WHAT THIS TASK INVOLVES: Every line containing the string "Library" should be returned from the records.

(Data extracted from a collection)
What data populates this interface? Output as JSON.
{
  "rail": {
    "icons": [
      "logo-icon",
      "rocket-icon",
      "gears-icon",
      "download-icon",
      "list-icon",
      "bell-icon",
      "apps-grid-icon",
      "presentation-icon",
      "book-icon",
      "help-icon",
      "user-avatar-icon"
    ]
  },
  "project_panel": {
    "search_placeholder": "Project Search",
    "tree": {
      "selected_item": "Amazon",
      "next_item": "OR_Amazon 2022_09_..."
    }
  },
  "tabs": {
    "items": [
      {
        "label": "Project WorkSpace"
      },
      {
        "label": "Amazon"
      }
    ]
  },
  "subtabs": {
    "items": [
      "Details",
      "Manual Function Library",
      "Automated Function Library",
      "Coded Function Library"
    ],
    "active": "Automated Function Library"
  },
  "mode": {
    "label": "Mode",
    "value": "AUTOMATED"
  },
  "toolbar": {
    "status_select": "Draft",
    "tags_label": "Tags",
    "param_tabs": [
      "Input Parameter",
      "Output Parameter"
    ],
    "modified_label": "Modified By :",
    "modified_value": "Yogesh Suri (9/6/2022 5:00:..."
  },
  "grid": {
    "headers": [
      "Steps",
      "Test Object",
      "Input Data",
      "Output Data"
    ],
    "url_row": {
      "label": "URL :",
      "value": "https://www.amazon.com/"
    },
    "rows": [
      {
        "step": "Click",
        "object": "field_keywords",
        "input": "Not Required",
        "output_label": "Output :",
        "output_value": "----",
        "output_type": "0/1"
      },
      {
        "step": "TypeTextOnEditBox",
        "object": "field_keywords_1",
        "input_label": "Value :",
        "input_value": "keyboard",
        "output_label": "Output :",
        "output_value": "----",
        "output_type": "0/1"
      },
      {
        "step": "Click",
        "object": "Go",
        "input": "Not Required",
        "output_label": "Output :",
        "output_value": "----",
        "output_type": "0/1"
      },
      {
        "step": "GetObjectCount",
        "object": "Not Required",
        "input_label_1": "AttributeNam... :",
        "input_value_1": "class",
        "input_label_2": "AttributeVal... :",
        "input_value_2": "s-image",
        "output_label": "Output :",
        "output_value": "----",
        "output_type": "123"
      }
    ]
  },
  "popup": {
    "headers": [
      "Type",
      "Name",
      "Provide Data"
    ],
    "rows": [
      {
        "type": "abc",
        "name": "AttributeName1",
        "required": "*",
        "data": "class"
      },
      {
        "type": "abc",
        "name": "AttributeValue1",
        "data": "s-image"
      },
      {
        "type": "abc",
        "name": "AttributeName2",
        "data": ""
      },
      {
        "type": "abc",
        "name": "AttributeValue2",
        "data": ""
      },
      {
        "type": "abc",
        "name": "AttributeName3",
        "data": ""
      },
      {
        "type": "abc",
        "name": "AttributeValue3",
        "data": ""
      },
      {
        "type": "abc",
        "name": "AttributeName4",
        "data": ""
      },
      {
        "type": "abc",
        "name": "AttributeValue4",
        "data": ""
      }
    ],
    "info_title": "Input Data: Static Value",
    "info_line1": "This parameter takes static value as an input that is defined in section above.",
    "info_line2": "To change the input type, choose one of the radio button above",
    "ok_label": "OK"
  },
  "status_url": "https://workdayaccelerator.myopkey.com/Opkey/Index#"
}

SOLUTION TO THIS EXERCISE:
      "Manual Function Library",
      "Automated Function Library",
      "Coded Function Library"
    "active": "Automated Function Library"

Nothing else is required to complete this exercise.